When I came home, and had set myself to read it, I found it was that Excellent POEM which he entitled PARADISE LOST. After I had, with the best Attention, read it through, I made him another Visit, and returned him his Book, with due Acknowledgement of the Favour he had done me, in Communicating it to me. He asked me how I liked it, and what I thought of it; which I modestly but freely told him: and after some further Discourse about it, I pleasantly said to him, Thou hast said much here of Paradise Lost; but what hast thou to say of Paradise Found? He made me no Answer, but sate some time in a Muse: then brake off that Discourse, and fell upon another Subject.

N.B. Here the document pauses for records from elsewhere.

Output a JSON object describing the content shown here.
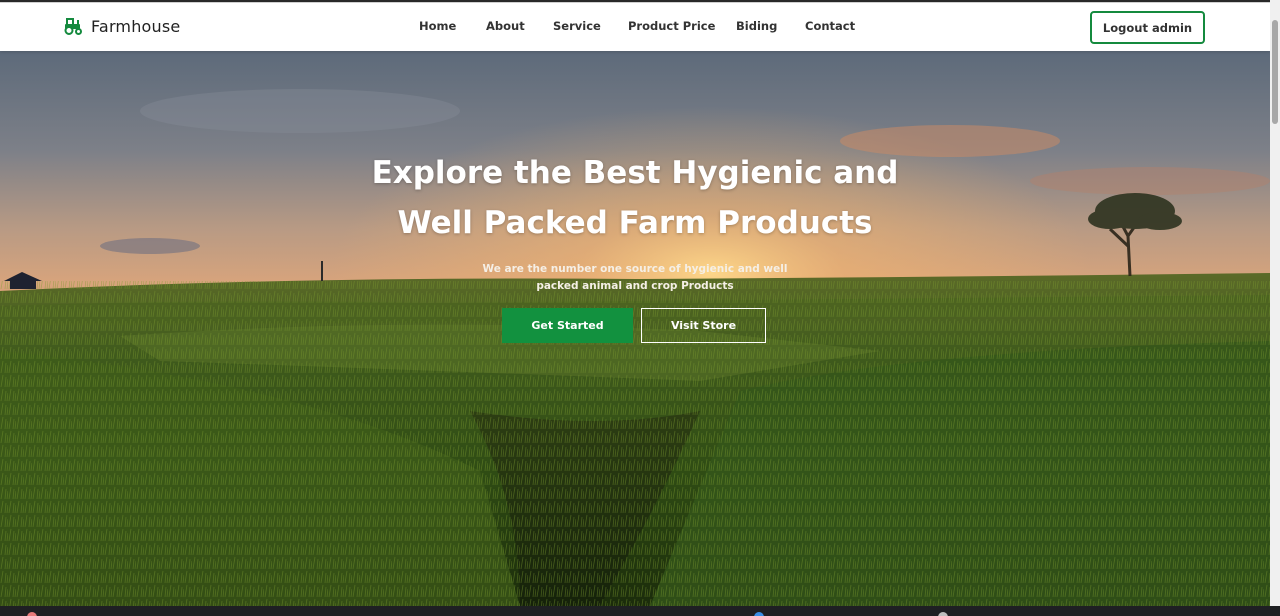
{
  "brand": {
    "name": "Farmhouse",
    "icon": "tractor-icon",
    "color": "#148a3e"
  },
  "nav": {
    "links": [
      "Home",
      "About",
      "Service",
      "Product Price",
      "Biding",
      "Contact"
    ],
    "logout_label": "Logout admin"
  },
  "hero": {
    "title_line1": "Explore the Best Hygienic and",
    "title_line2": "Well Packed Farm Products",
    "subtitle_line1": "We are the number one source of hygienic and well",
    "subtitle_line2": "packed animal and crop Products",
    "primary_button": "Get Started",
    "secondary_button": "Visit Store",
    "background": "sunset-rice-field-image"
  },
  "colors": {
    "accent": "#12913f",
    "navbar_bg": "#ffffff"
  }
}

After the Sickness was over, and the City well cleansed and become safely habitable again, he returned thither. And when afterwards I went to wait on him there (which I seldom fail|d of doing, whenever my Occasions drew me to London) he shewed me his Second POEM, called PARADISE REGAINED; and in a pleasant Tone said to me, This is owing to you: for you put it into my Head, by the Question you put to me at Chalfont; which before I had not thought of.

If you want to see the “pretty box,” I refer you to an earlier blogpost here. The photos here revisit Milton’s student days at Christ’s College, Cambridge. John and I visited yesterday with Cambridge graduate student and Stanford alum Michael Gioia (our first visit to Cambridge as a guest of Girton College here) – all the images make a splendid finale to this U.K. visit. All photos by John Dugdale Bradley, a Cambridge (and Stanford) alum himself.

From the First Court towards the Great Gate…